Phase the First: The Maiden
7. CHAPTER VII (continued)
Her mother's pride in the girl's appearance led her to
step back, like a painter from his easel, and survey
her work as a whole.
"You must zee yourself!" she cried. "It is much better
than you was t'other day."
As the looking-glass was only large enough to reflect a
very small portion of Tess's person at one time, Mrs
Durbeyfield hung a black cloak outside the casement,
and so made a large reflector of the panes, as it is
the wont of bedecking cottagers to do. After this she
went downstairs to her husband, who was sitting in the
"I'll tell 'ee what 'tis, Durbeyfield," said she
exultingly; "he'll never have the heart not to love
her. But whatever you do, don't zay too much to Tess
of his fancy for her, and this chance she has got. She
is such an odd maid that it mid zet her against him, or
against going there, even now. If all goes well, I
shall certainly be for making some return to pa'son at
Stagfoot Lane for telling us--dear, good man!"
However, as the moment for the girl's setting out drew
nigh, when the first excitement of the dressing had
passed off, a slight misgiving found place in Joan
Durbeyfield's mind. It prompted the matron to say that
she would walk a little way--as far as to the point
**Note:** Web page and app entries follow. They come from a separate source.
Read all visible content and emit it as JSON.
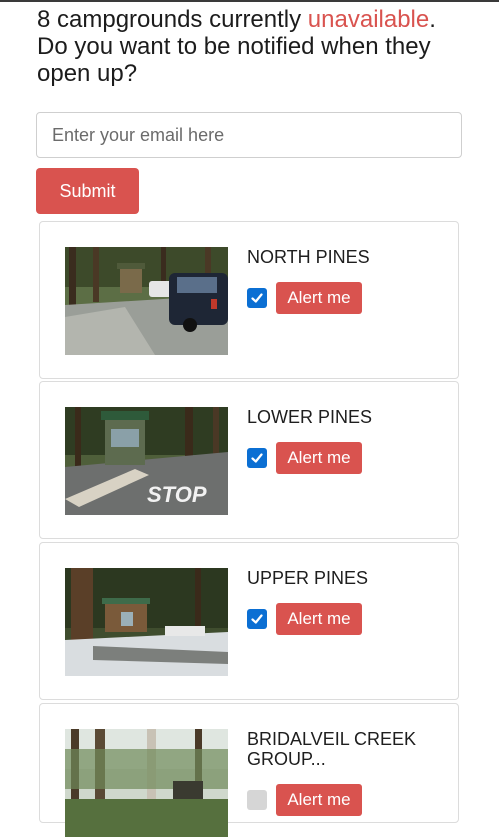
{
  "header": {
    "count_text": "8 campgrounds currently ",
    "status_word": "unavailable",
    "after_status": ".",
    "question": "Do you want to be notified when they open up?"
  },
  "form": {
    "email_placeholder": "Enter your email here",
    "email_value": "",
    "submit_label": "Submit"
  },
  "colors": {
    "accent": "#d9534f",
    "checkbox_checked": "#0b6fd3"
  },
  "campgrounds": [
    {
      "name": "NORTH PINES",
      "checked": true,
      "alert_label": "Alert me",
      "image": "north-pines-photo"
    },
    {
      "name": "LOWER PINES",
      "checked": true,
      "alert_label": "Alert me",
      "image": "lower-pines-photo"
    },
    {
      "name": "UPPER PINES",
      "checked": true,
      "alert_label": "Alert me",
      "image": "upper-pines-photo"
    },
    {
      "name": "BRIDALVEIL CREEK GROUP...",
      "checked": false,
      "alert_label": "Alert me",
      "image": "bridalveil-creek-photo"
    }
  ]
}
where the acclivity from the valley began its first
steep ascent to the outer world. At the top Tess was
going to be met with the spring-cart sent by the
Stoke-d'Urbervilles, and her box had already been
wheeled ahead towards this summit by a lad with trucks,
to be in readiness.
Seeing their mother put on her bonnet the younger
children clamoured to go with her.
"I do want to walk a little-ways wi' Sissy, now she's
going to marry our gentleman-cousin, and wear fine
"Now," said Tess, flushing and turning quickly, "I'll
hear no more o' that! Mother, how could you ever put
such stuff into their heads?"